Dr. Philipp Aerni FAO, Italy

Innovative financing for food security and environmental services Payments for Ecosystem Services (PES) have been proposed as one of a suite of tools to contribute to sustainable and productive agricultural practices as well as the restoration and rehabilitation of damaged ecosystems (see . In developed countries such as Switzerland eco-payment schemes for farmers have greatly contributed to the environmental, cultural and social dimension of sustainable agriculture, especially in mountain regions. The question is whether this approach can also be effective for developing countries that aim to reconcile the objective of national food security with sustainable agricultural practices. Bertrand Vincent is right to point out that there may be some difficulties in transferring environmental policy instruments from developed to developing countries, especially in view of the fact that developing countries do often not have the means available to ensure the successful implementation of PES projects. Funding for such projects in developing countries therefore mostly comes from affluent countries and, with it, also the political priorities of foreign stakeholders. In this context, it is not just the private sector, as Mr. Vincent assumes, that is driven by motives of self-interest, but also development organizations and government agencies in developed countries that tend to focus on the priorities of donors and taxpayers back home rather than those of the small-scale farmers and their local environment in the respective developing country that is supposed to benefit from its project funding. This explains why such projects often lack financial sustainability; they tend to be abandoned by the local stakeholders once the funding stops. Mr. Vincent further portrays agriculture as a sort of ‘loser’-business that needs government assistance to prevent it from becoming unsustainable. Many examples show however that farming can bridge the environmental-development divide in developing countries, if farmers have a chance to get integrated into the global knowledge economy and are embedded into a local institutional environment that encourages sustainable change. PES can be part of such an institutional environment. It can achieve financial sustainability if it leads to the creation of new markets for environmental goods. A market for environmental goods/services can emerge if innovative and entrepreneurial local actors find ways to provide farmers with cost-effective environmental solutions that allow them preserve the local ecosystem services while enhancing agricultural productivity. Small-scale farmers that would have difficulties to pay for such services or are unable to do the knowledge and labor-intensive work themselves could be supported by means of a voucher scheme that would also allow them to choose among different providers of such services. Such a scheme is likely to become financially sustainable because the private interests of the local actors are better aligned with the public interest to promote development and protect the environment. The creation of a new market for environmental services would then also attract more private sector funding and allow for the upscaling and continuous improvement of these services. It would be a bottom-up business that also contributes to local empowerment and therefore address the social and cultural dimension of sustainability.
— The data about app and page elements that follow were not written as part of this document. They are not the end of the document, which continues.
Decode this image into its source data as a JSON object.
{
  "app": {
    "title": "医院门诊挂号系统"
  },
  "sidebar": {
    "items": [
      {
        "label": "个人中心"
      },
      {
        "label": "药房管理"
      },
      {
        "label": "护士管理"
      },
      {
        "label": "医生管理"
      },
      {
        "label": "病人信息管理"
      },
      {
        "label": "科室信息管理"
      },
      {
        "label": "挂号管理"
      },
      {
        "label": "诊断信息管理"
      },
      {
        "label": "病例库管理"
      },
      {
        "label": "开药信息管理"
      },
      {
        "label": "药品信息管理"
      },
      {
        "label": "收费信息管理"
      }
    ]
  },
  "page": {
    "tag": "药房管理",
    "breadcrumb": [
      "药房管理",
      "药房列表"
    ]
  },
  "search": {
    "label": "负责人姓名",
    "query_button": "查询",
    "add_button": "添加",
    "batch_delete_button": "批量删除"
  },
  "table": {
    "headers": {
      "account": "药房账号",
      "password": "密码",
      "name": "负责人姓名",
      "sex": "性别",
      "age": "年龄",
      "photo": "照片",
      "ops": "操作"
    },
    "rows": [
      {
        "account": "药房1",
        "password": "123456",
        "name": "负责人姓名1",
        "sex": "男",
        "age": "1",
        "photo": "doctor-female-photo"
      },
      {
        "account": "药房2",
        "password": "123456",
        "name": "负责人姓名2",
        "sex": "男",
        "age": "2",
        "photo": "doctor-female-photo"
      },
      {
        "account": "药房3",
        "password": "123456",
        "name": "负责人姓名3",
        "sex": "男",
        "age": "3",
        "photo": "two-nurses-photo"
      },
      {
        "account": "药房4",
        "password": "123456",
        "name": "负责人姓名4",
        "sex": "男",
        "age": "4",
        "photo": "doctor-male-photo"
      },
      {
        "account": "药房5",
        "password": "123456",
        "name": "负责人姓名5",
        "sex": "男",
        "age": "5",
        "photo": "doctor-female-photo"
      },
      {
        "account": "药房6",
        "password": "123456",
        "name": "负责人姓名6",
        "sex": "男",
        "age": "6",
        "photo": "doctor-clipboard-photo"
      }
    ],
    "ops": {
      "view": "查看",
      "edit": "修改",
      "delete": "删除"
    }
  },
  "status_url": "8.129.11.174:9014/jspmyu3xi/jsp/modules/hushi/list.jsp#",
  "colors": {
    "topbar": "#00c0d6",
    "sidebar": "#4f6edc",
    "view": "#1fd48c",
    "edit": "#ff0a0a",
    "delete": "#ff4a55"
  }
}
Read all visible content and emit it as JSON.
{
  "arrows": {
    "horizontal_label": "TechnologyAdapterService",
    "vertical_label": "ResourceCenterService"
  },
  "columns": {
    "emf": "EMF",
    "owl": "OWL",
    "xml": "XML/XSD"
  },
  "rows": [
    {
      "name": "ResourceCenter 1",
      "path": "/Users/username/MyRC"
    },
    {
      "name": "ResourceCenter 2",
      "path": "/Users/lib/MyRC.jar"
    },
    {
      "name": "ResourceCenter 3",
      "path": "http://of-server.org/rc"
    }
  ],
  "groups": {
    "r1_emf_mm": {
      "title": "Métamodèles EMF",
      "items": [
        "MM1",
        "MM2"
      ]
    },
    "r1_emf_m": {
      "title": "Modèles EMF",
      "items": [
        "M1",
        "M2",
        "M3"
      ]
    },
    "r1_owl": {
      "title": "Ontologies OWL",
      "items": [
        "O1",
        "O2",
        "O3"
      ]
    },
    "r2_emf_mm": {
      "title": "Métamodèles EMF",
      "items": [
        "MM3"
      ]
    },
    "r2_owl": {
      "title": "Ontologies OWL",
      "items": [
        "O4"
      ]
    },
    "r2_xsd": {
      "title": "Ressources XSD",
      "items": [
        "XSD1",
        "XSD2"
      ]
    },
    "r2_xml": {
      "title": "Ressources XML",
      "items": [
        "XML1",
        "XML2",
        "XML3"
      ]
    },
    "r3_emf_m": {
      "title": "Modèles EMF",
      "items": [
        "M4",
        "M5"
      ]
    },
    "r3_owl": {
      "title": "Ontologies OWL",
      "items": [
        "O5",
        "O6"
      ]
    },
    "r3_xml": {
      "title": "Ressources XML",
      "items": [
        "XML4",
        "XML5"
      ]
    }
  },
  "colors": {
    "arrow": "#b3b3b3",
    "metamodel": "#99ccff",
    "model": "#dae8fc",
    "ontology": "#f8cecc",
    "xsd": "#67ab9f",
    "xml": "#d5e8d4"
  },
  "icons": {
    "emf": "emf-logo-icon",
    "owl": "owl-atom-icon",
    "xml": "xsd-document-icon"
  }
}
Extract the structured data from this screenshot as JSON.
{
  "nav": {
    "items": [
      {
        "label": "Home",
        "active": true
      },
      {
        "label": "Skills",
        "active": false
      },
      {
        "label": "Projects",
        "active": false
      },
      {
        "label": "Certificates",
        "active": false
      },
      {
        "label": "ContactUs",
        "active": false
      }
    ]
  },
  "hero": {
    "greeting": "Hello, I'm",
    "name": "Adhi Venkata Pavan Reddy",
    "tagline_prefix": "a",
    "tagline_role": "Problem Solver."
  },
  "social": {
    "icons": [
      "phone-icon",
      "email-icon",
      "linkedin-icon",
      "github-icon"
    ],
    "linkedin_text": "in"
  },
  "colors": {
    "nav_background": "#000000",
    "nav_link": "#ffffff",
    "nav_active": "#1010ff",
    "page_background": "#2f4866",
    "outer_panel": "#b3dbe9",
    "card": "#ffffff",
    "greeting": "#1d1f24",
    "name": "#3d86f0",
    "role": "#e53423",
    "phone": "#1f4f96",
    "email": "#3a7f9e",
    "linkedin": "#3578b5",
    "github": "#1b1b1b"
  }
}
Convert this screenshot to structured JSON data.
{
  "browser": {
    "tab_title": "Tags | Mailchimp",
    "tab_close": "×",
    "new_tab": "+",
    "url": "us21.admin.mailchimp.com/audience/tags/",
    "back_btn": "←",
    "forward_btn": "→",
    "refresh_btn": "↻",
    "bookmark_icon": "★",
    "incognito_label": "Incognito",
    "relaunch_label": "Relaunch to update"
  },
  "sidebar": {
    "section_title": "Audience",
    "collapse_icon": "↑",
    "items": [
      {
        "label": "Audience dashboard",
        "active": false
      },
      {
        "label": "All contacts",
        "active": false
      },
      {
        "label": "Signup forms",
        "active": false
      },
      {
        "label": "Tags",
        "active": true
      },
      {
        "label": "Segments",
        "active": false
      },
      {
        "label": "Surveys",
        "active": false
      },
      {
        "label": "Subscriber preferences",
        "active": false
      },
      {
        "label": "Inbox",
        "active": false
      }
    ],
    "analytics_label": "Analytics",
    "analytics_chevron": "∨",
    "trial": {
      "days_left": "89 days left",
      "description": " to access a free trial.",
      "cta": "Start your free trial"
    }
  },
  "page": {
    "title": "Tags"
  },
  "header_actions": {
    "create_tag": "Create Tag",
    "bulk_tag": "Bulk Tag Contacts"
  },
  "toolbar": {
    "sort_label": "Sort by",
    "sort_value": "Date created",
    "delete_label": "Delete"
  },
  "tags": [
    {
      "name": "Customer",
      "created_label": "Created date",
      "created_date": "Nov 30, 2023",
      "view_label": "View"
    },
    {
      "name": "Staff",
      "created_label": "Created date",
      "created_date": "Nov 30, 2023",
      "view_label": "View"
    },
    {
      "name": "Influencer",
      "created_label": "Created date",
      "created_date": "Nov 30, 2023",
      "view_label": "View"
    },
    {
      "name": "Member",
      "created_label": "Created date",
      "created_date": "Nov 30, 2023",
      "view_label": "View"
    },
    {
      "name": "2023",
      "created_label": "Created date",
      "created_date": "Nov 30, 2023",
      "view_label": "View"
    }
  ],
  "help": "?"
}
Unlike in developed economies where the government has sufficient funding available to implement PES without a great involvement of the private sector, the effective and sustainable introduction of PES in developing countries may have to count on public-private partnerships. The sustainable rural development program in micro-sheds of the government of the State of Rio de Janeiro in Brazil appears to be very successful in mobilizing financial support not just from the federal state and from the involved municipalities but also local NGOs and the private sector in its PES scheme applied to watershed management. It is a participatory design that proved to be able to reconcile community needs with government goals by creating not just solutions for the environment but also economic opportunities.